Mesothelioma is far more common in men than in women. This gap is mostly due to occupational exposure, as many industries with heavy asbestos previously hired men mostly. On the other hand, women are likelier to develop mesothelioma through secondary exposure or asbestos exposure through contaminated talc used in talc powder.
Some people may possess a genetic makeup (mutation or change in gene BAP1) that makes them more prone to developing mesothelioma after asbestos exposure. It could be due to their body’s inability to repair DNA damage induced by asbestos fibers or other hereditary factors that accelerate cancer growth.
Mesothelioma can manifest in various forms, each with its distinct symptoms. Yet, some symptoms are common across all subtypes, while others are specific to the location of the cancers. The symptoms can run from mild to severe and even become more pronounced as the disease progresses. Hence, those at risk must identify these signs for timely intervention.
Common Symptoms Across All Subtypes
- Fatigue: A pervasive tiredness that does not improve with rest is commonly reported.
- Unexplained weight loss: The body’s increased metabolic demand or reduced appetite.
- Pain: Depending on the site of the tumor, pain can manifest in the chest or abdomen.
- Lumps of tissues.
Symptoms by Mesothelioma Subtypes
- Pleural Mesothelioma
A subtype of mesothelioma that mainly affects the thin membrane covering the lungs. Symptoms include:
- Shortness of breath
- Persistent cough – mainly dry
- Chest pain or tightness
- Peritoneal Mesothelioma (Abdomen)
This type affects the lining of the abdominal cavity. Apart from the common symptoms, patients with peritoneal mesothelioma might also experience:
- Abdominal Swelling or Pain: Accumulation of fluid or tumor maturing in the abdomen can lead to swelling and discomfort.
- Nausea or Vomiting: As the tumor presses on the stomach or intestines, it can interfere with digestion leading to nausea or vomiting.
- Constipation or Diarrhea: The tumor can press against or invade the intestines, causing changes in bowel movements.
- Pericardial Mesothelioma (Heart)
Affecting the lining around the heart, pericardial mesothelioma’s distinct symptoms are:
- Chest Pain: This is directly associated with the heart’s proximity.
- Irregular Heartbeat: Also termed arrhythmias, tumor growth can interfere with the heart’s normal rhythm.
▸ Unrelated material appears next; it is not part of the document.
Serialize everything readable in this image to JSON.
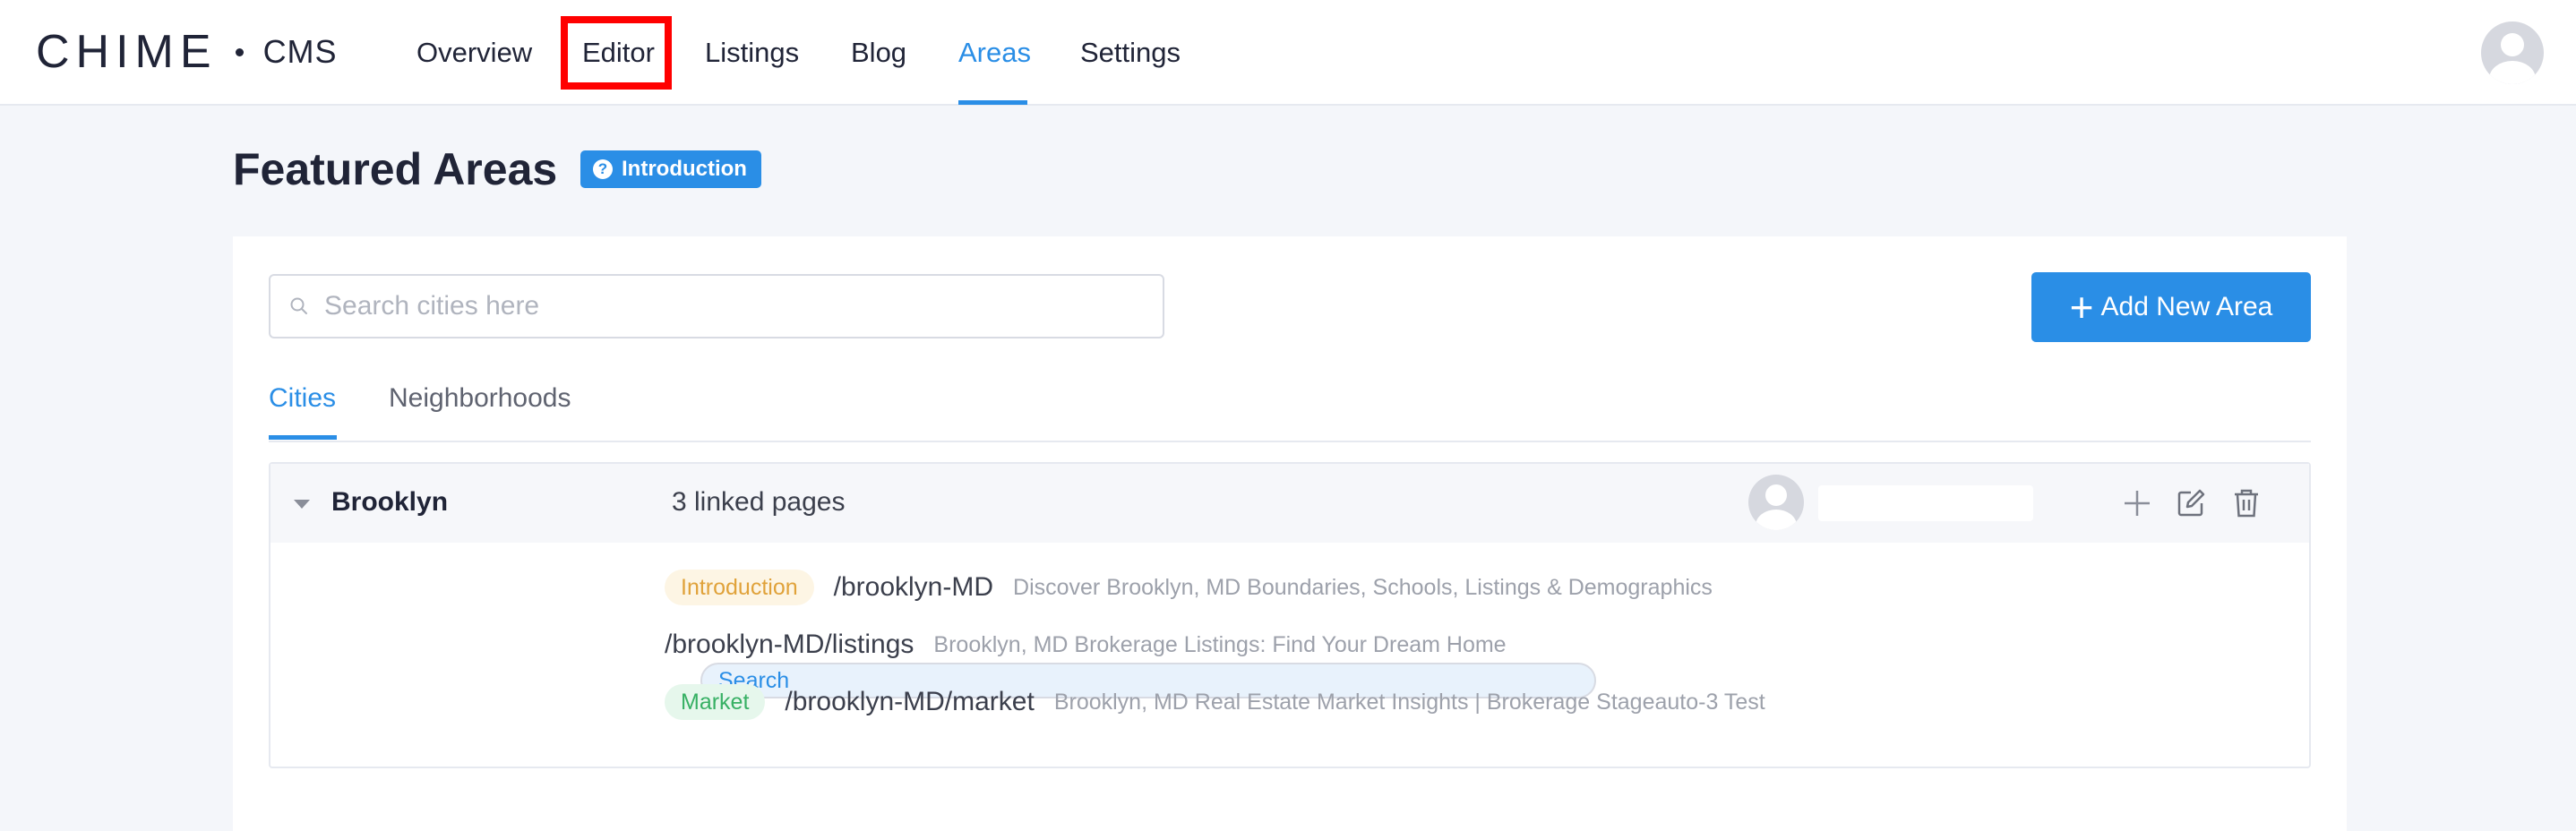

These can range from benign palpitations to life-threatening conditions.
- Shortness of Breath: Fluid buildup around the heart (pericardial effusion) can restrict its movement, leading to breathlessness.
- Testicular Mesothelioma
Though rare, this subtype affects the lining around the testicles, leading to:
- Swelling or Lumps in the Testicles: The most indicative symptom, often felt as a mass.
- Pain in the Testes: Ranging from mild to severe, depending on tumor size and location.
Because the symptoms of mesothelioma can be parallel to those of other conditions, it is essential to see a doctor if any of these symptoms persist, especially if there is a known history of asbestos exposure.
Mesothelioma, though rare, is a severe and aggressive form of cancer, mostly associated with asbestos exposure. A thorough understanding of the risk factors and early symptoms is crucial for early detection, which could improve the efficacy of treatment and improve survival rates. If you or a loved one have had prolonged asbestos exposure or exhibit any of the mentioned symptoms, seeking medical advice promptly is essential. Likewise, consulting with reliable lawyers to pursue a lawsuit is also advised.